» **GOAL OF THE EXERCISE**: Below is a listing. Copy each line of it that holds the word "Internet".

» **EXCERPTED DATA**:
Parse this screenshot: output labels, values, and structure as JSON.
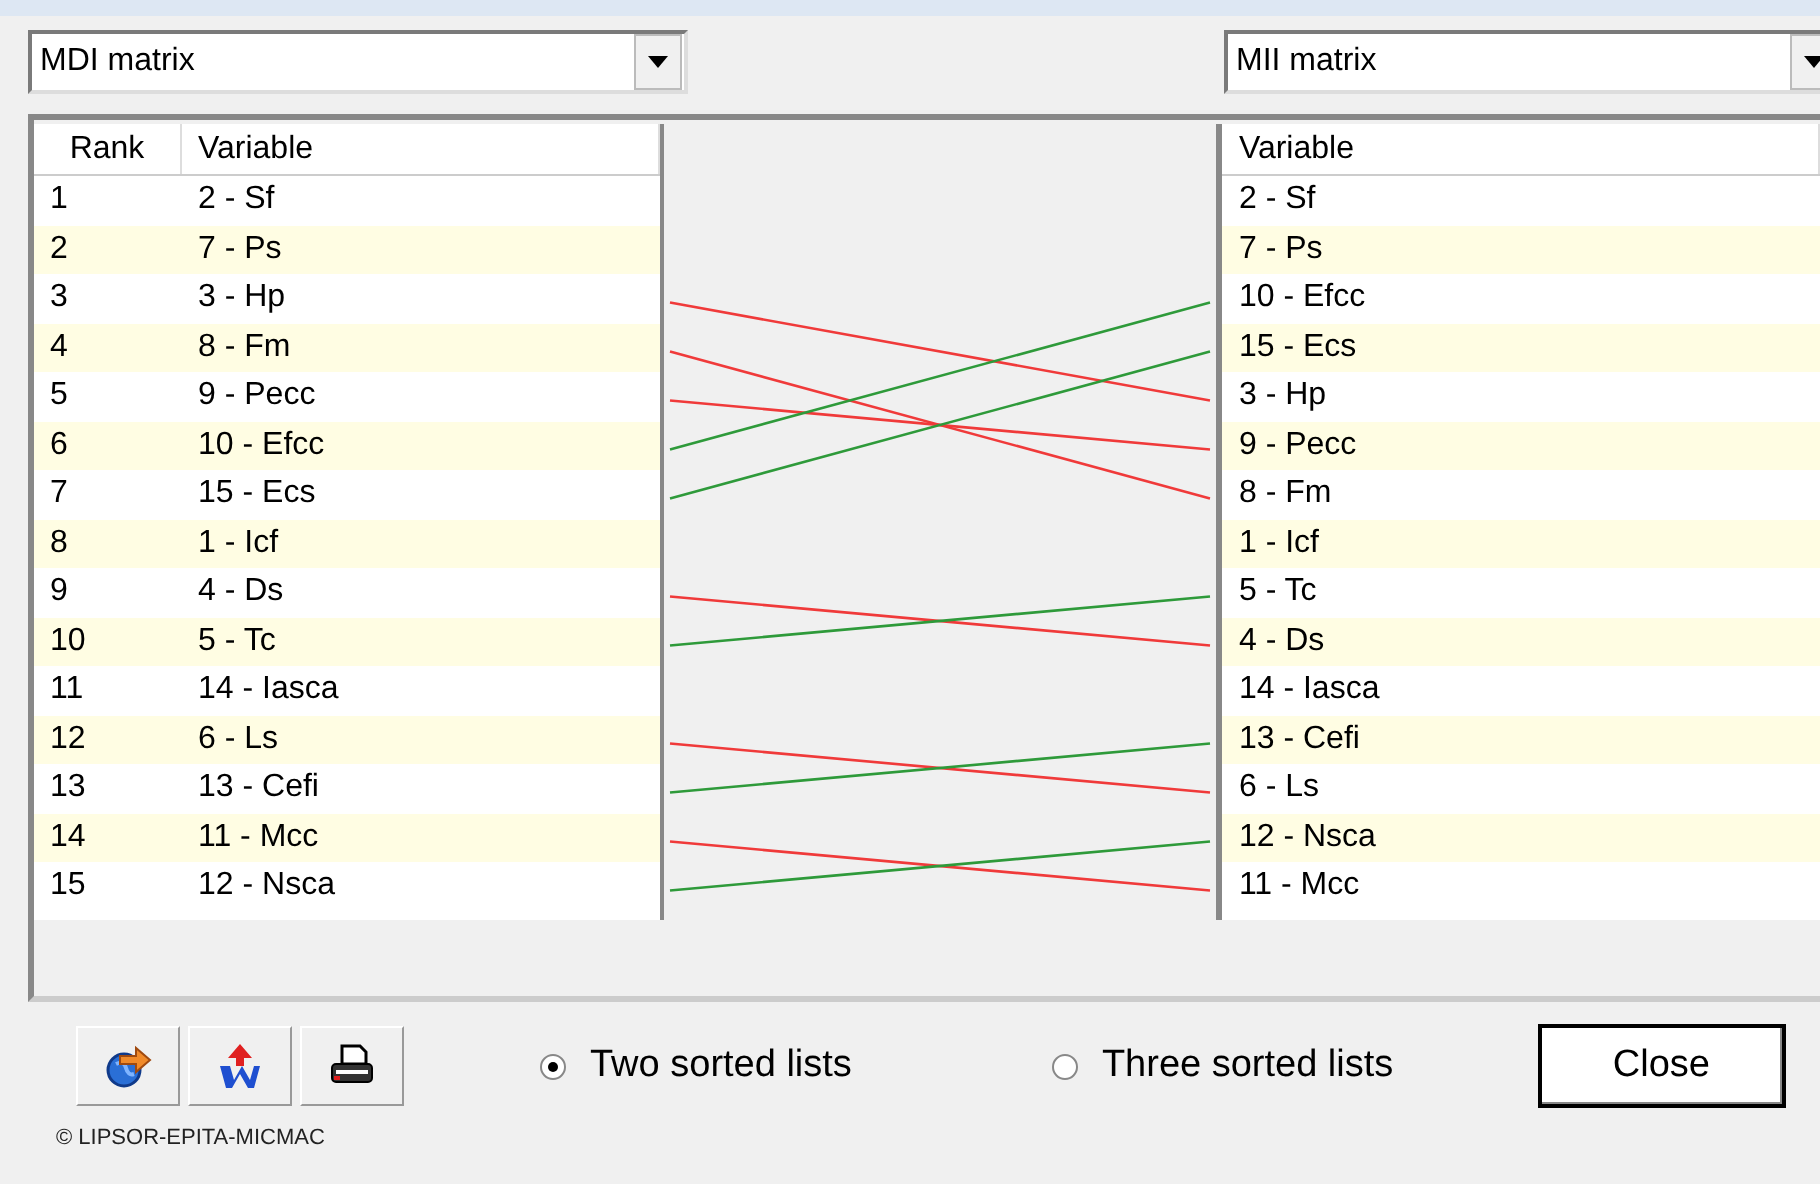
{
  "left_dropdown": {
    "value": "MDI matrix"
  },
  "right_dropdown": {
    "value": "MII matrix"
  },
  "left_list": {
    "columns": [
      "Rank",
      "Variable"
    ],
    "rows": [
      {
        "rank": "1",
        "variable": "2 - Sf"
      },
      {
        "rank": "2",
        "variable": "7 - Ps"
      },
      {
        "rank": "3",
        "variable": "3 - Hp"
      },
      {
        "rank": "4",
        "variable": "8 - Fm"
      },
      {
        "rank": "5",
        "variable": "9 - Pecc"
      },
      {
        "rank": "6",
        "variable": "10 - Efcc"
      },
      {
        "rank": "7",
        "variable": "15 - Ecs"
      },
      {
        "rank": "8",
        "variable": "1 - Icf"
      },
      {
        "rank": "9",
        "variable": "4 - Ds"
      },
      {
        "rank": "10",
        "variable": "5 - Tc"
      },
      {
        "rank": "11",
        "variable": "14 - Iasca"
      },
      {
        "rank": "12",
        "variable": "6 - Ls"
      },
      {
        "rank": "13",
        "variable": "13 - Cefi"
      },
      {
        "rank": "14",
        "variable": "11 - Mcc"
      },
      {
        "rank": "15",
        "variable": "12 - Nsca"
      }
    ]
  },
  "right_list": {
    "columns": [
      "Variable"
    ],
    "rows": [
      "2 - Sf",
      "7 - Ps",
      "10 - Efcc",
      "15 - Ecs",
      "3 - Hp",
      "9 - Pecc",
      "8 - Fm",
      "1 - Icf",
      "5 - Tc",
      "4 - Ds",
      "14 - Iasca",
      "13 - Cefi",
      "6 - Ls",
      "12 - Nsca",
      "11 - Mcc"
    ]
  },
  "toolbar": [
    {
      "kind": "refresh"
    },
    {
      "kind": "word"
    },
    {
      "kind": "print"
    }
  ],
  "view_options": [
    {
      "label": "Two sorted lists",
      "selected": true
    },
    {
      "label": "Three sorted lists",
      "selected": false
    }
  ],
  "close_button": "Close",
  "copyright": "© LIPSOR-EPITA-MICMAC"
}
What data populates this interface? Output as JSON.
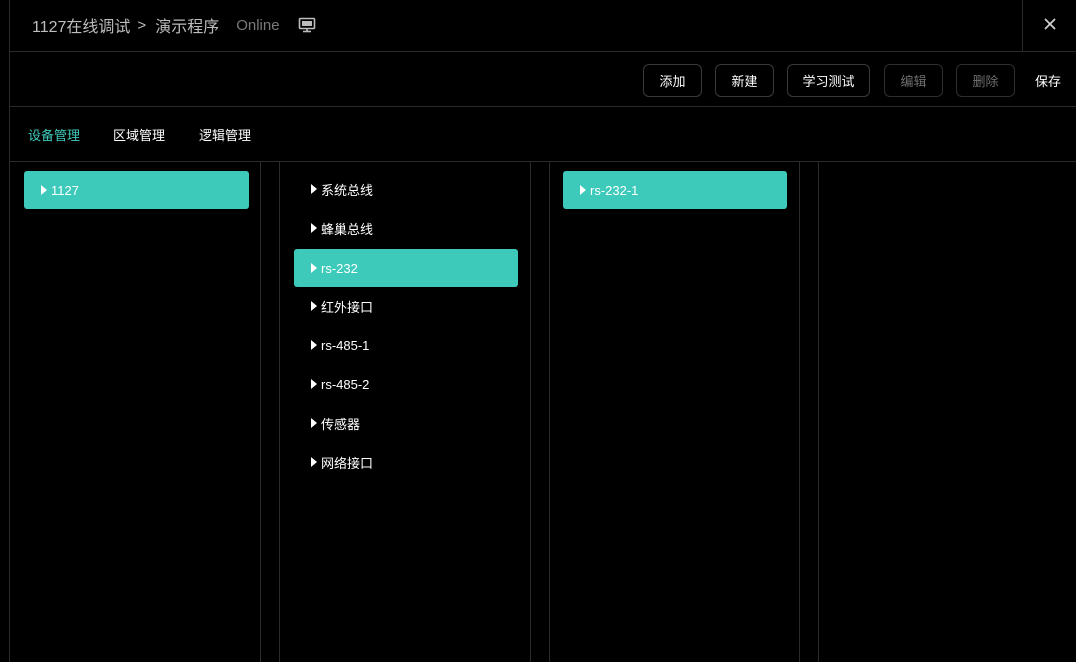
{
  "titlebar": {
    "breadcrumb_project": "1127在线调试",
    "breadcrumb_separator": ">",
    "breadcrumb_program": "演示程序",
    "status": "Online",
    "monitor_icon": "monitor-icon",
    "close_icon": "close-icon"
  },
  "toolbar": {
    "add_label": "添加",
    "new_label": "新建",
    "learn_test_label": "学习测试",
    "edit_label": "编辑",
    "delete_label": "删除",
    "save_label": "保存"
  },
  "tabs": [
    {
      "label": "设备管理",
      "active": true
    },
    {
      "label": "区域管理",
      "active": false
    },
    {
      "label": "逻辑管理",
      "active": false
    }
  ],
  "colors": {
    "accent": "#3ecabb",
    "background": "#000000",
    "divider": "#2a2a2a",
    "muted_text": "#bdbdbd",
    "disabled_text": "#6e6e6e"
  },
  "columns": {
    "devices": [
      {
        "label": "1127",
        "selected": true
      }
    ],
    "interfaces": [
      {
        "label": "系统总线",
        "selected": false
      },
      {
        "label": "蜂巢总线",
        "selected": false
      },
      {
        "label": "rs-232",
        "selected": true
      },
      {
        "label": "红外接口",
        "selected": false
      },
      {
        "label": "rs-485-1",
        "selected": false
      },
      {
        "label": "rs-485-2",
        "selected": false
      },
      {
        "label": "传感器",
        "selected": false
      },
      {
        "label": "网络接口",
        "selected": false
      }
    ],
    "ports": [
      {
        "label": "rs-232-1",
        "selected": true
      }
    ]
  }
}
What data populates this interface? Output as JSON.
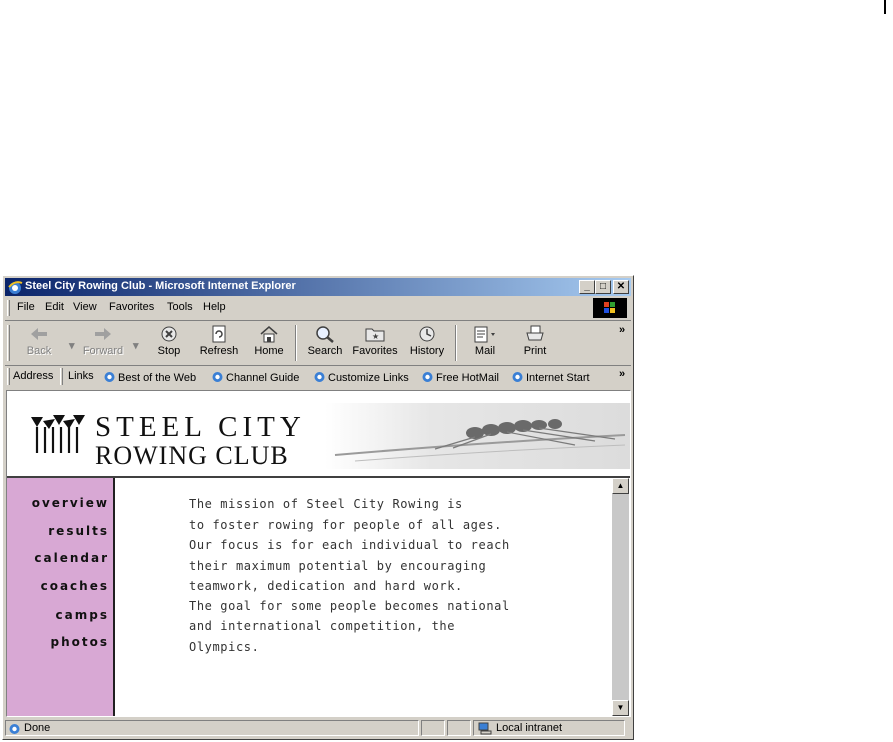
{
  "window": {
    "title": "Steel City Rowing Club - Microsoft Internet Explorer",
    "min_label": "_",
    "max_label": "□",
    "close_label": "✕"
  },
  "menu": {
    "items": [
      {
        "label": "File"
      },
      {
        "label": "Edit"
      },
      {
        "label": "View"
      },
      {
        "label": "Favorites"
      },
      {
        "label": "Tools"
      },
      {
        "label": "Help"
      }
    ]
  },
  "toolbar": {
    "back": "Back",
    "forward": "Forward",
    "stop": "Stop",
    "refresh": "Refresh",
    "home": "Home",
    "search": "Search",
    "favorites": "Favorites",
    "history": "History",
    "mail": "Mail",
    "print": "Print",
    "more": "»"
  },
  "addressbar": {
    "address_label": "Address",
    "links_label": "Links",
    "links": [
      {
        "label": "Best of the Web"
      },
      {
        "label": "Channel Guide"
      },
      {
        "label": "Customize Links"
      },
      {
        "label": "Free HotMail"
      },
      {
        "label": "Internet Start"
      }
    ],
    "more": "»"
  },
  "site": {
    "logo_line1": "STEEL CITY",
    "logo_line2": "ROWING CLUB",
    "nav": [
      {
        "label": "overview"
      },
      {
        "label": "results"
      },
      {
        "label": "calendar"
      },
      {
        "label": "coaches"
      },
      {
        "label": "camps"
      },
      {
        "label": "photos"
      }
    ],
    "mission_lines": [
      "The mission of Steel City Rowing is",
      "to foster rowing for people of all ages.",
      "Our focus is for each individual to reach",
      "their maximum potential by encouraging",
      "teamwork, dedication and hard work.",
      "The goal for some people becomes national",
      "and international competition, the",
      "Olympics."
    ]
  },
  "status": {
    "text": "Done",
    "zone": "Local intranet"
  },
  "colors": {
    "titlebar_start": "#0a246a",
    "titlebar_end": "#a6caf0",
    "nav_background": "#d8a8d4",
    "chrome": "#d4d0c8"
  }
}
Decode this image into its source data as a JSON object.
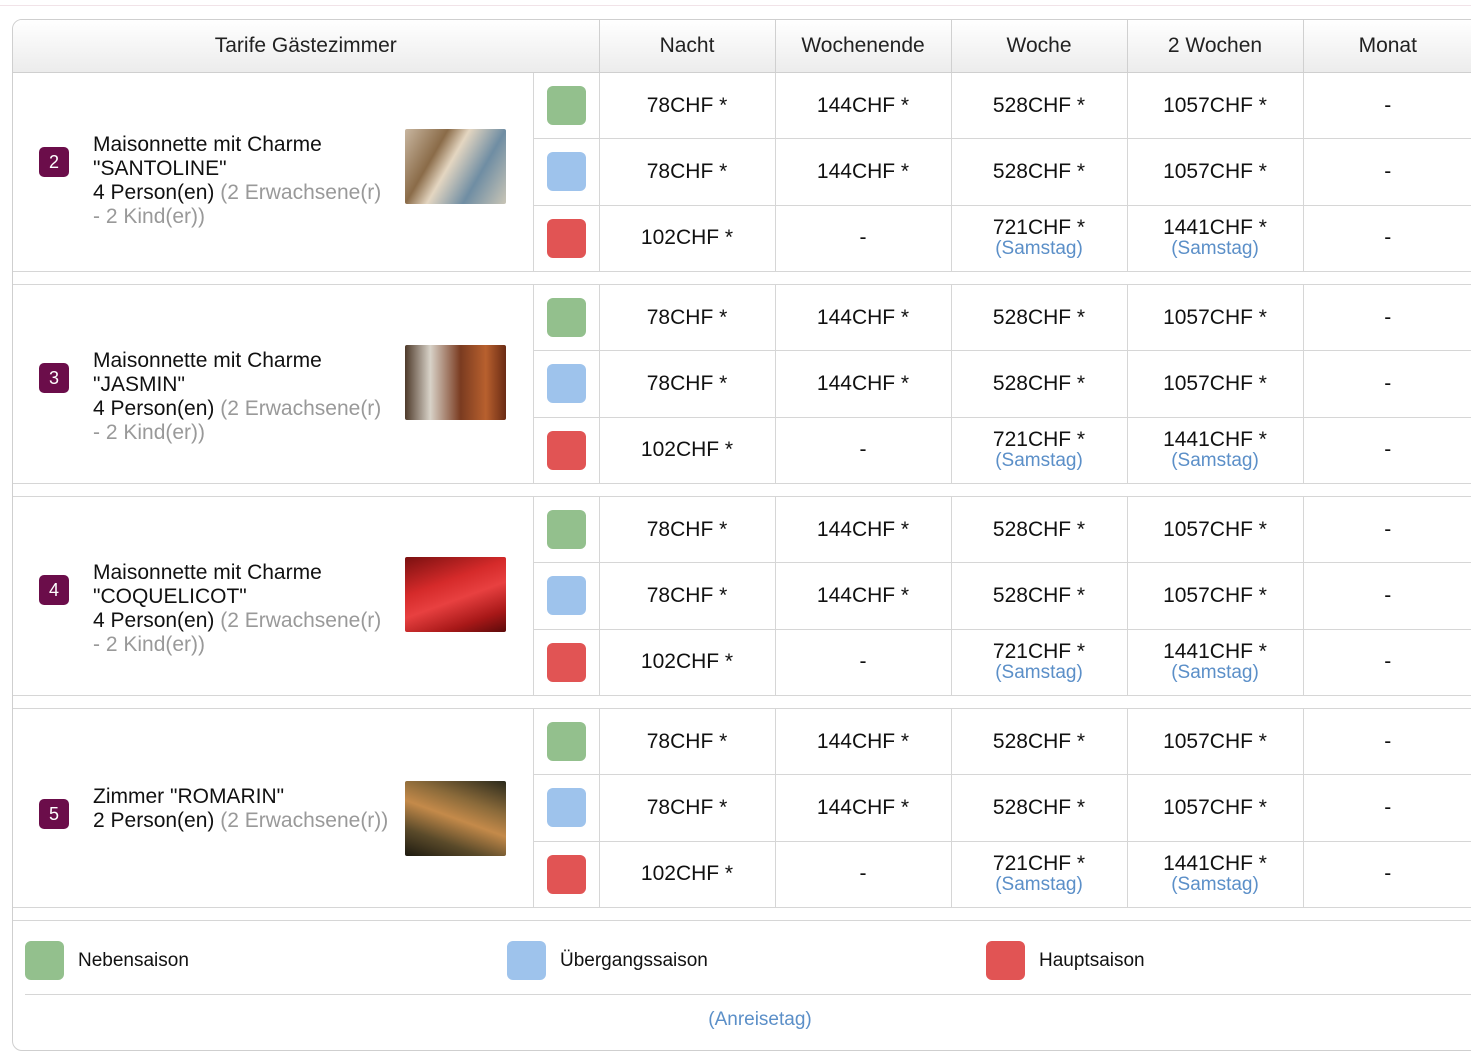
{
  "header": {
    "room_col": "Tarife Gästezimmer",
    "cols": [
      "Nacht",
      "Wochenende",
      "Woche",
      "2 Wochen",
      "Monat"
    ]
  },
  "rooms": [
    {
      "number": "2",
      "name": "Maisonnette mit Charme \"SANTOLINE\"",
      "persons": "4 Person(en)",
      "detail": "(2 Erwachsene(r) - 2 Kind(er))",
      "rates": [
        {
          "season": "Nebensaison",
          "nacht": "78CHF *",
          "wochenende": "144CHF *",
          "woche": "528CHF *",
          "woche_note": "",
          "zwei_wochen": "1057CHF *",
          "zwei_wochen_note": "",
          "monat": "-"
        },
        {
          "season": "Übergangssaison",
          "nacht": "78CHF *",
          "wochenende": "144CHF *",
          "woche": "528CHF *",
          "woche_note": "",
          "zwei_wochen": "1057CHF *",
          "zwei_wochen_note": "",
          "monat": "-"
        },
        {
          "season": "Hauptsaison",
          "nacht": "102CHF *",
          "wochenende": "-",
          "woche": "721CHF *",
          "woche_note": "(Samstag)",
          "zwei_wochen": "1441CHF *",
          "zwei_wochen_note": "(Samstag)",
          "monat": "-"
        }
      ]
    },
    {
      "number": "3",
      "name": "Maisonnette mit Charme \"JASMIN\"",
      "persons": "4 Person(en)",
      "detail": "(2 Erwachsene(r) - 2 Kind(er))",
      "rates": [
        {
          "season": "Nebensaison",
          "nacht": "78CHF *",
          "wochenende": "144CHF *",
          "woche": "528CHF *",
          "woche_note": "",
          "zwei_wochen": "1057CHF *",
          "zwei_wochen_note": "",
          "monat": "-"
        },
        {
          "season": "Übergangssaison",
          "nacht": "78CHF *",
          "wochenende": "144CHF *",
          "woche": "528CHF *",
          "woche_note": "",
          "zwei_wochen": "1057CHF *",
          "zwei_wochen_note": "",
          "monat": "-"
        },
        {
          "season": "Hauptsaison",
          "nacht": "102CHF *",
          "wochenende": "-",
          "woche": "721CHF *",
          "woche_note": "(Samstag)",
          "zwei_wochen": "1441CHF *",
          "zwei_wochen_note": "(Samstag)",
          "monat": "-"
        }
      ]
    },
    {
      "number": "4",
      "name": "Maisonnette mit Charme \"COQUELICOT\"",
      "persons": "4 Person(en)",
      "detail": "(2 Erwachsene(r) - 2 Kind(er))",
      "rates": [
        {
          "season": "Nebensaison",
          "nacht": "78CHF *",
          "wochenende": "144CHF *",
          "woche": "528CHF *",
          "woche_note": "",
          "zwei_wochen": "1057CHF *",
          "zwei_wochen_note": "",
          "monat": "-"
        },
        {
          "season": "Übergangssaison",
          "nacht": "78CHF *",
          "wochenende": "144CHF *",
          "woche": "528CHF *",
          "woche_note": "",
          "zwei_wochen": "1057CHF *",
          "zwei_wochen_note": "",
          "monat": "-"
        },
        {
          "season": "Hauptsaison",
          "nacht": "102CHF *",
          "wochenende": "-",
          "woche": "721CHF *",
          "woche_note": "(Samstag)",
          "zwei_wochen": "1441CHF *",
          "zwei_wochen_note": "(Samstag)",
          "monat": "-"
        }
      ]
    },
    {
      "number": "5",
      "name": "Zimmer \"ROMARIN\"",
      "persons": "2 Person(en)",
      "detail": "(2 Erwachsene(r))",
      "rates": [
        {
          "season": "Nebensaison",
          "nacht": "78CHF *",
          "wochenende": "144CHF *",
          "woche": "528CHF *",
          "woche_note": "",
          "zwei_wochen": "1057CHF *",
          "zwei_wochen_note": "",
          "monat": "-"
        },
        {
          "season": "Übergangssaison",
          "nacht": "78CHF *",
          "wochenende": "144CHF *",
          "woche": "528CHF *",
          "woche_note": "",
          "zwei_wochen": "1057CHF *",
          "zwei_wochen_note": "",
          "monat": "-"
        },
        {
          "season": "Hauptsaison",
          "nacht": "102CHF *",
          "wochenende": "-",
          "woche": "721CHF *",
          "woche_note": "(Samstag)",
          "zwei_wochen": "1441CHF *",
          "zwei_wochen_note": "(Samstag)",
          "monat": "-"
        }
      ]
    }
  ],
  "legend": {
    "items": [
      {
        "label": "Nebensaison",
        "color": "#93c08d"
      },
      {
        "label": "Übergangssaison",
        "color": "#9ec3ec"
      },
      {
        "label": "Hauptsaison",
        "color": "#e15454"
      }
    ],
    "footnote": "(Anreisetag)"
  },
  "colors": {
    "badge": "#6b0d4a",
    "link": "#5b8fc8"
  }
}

» **ANSWER FOR THIS EXERCISE**:
    "title": "Steel City Rowing Club - Microsoft Internet Explorer",
        "label": "Internet Start"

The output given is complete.